A contract lays out the details of the relationship with your client and what’s expected from both parties – ensuring freelancers get paid for their work on time and in full. They also remove any potential for either party to back out of their agreement – or at the very least penalise them if they do.
Contractual agreements can be tricky, and many longtime freelancers will have contract templates they use for most jobs.
Here are some of the elements and clauses you should include in any contract, and some template clause wording you can use.
Just to start with the basics, you want the contract to outline exactly what’s expected of you and in what timeframe. This is to make sure your client doesn’t suddenly turn around asking for more work and refusing to cough up extra cash because the contract has some vague wording.
Get as specific as you possibly can. Something like “run the company’s social media accounts for three months” is open to too many interpretations. With something like that, ensure you’re getting set hours and days onto paper. You can also specify how much back-and-forth you’re prepared to do per project.
For example, copywriters may stipulate that they’re prepared to do no more than three rounds of edits.
This is to ensure your client is offering up all the resources you will need to successfully complete the project. This can include use of the company’s facilities or specialist equipment. Putting this in your contract means the client can’t blame you if they don’t keep up their end of the deal. It will also stop your client trying to push any extra costs onto you that they should be responsible for.
With IR35 investigations lurking about, it’s a good idea to make clear your relationship with your client. Make sure you’re designated as an independent entity and not an employee of your client. If you need more information and support regarding IR35, check out our IR35 hub. You’ll be able to access all of our Knowledge articles on the subject, as well as our jargon-free business guide and all the further support we offer.
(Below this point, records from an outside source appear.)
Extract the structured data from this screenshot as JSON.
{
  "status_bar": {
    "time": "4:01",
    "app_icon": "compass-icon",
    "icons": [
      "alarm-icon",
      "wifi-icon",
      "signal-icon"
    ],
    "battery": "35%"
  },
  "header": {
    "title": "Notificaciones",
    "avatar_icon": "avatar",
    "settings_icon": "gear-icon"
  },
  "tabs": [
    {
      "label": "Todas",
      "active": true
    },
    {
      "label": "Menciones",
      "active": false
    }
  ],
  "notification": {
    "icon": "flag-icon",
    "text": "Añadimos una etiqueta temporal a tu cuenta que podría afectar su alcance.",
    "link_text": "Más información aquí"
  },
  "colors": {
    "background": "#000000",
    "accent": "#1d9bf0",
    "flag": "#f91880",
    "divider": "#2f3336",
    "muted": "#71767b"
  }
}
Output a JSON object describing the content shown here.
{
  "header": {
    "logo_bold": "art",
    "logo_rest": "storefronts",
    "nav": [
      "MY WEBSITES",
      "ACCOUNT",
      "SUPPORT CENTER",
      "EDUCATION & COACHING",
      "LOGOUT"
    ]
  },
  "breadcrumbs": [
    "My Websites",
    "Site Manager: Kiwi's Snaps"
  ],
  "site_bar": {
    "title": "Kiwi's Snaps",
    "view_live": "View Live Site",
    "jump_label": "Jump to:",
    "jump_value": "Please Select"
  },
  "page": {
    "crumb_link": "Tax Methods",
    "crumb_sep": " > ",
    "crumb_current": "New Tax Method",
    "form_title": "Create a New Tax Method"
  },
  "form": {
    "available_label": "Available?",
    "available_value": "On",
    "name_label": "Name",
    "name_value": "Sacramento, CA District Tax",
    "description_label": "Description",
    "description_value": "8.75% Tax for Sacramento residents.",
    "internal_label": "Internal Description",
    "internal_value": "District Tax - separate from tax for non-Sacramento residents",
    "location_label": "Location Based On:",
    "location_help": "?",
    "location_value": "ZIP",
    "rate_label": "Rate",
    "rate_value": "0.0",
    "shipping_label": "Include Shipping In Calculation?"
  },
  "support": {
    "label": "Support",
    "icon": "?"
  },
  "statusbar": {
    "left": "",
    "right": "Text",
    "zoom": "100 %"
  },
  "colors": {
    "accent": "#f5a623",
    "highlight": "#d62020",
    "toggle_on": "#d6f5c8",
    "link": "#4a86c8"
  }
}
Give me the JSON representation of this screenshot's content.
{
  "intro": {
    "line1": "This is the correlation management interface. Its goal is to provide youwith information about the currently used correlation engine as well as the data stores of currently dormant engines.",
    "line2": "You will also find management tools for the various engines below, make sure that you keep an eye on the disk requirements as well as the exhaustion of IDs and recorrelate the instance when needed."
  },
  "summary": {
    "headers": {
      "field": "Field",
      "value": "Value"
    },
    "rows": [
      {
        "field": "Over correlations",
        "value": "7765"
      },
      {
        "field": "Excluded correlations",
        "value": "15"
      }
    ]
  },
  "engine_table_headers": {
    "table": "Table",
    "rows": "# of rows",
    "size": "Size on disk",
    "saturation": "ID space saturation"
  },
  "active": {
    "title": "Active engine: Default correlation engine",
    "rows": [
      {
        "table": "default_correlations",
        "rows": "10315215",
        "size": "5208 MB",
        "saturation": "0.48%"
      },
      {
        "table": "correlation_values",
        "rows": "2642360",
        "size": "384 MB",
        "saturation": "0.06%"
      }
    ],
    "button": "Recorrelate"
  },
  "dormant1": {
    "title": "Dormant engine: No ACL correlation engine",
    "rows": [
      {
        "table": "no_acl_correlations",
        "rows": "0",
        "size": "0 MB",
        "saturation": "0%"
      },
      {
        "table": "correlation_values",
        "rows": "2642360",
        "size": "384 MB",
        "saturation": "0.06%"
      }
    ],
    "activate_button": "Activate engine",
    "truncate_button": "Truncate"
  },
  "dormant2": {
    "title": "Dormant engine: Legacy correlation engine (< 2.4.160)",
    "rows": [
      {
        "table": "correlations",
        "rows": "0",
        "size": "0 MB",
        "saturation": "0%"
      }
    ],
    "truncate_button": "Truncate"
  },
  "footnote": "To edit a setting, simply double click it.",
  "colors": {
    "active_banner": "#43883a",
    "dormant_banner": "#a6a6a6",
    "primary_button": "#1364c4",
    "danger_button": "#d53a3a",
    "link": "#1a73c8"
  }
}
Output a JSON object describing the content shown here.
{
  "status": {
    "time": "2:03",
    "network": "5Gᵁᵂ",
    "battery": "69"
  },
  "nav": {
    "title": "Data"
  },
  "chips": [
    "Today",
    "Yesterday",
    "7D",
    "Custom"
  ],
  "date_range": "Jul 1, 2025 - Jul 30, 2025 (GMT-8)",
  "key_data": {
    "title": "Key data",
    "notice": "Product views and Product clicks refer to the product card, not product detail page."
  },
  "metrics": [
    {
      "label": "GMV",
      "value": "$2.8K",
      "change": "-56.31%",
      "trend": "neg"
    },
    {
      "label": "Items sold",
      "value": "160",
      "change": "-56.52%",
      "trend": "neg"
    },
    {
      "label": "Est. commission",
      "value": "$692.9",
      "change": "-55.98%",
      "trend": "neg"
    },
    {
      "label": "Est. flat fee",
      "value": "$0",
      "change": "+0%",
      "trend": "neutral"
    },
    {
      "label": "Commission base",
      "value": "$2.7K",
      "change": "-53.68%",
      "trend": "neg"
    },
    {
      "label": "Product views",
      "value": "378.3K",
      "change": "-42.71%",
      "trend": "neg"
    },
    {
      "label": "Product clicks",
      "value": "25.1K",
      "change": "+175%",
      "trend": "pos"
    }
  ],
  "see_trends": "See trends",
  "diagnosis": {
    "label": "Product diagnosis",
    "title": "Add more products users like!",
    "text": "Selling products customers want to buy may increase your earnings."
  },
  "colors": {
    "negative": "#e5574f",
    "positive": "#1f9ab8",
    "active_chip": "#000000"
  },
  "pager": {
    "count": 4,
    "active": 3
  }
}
Depending on the nature of the project, this might be an hourly or day rate or possibly a full project cost. Figure out which option is best suited and go with that. It’s also worth including that any hindrance from your client can cause costs to rise.
Late payments are the bane of every freelancer so it’s important to make your payment terms crystal clear in your contract. The most common practice is to be paid upon completion and the submission of an invoice (although these often give the client 30 days to pay).
If you’re taking on a big project that means payment could be months into the future, it might be worth negotiating an upfront fee. For example, asking for 50% of the total fee upon acceptance of the job. Another choice could be to spread the full fee across a certain amount of time, such as 20% of the total amount every month for a five-month project.
Either way, you don’t want to end up going broke because you forgot to specify your payment terms and schedule. Also be sure to include details on late payments fees. While you’re protected by the law when this happens, it’s always worth setting clear terms to encourage prompt payment from your client.
This is really important to include so that your client can’t run off with your work. Make sure you include an agreement that states you own any work your produce up until you receive payment. This means you can sue your client if they start using your work without coughing up the cash.
Clients will most likely expect to own any work you produce for them – which isn’t surprising – but in some instances, you may want a special licensing set-up.
It’s important to keep in mind that if you want to include specific and complex clauses, you should get legal advice. You don’t want to think you’re sufficiently protected only for your client’s lawyer to pick your contract apart.
This might cost you a fair bit, but considering you can use it as a blanket contract for all your future work and the protection it offers, it might be worth the expense.
Our article “Eight clauses your freelance contract shouldn’t be without” gives you more helpful advice about what needs to be included.
The above examples shouldn’t be taken as legal advice. If you’re looking for a bulletproof contract template or another legal document that’s tailored to you and the clients you engage with, help is available from our friends at Lawbite.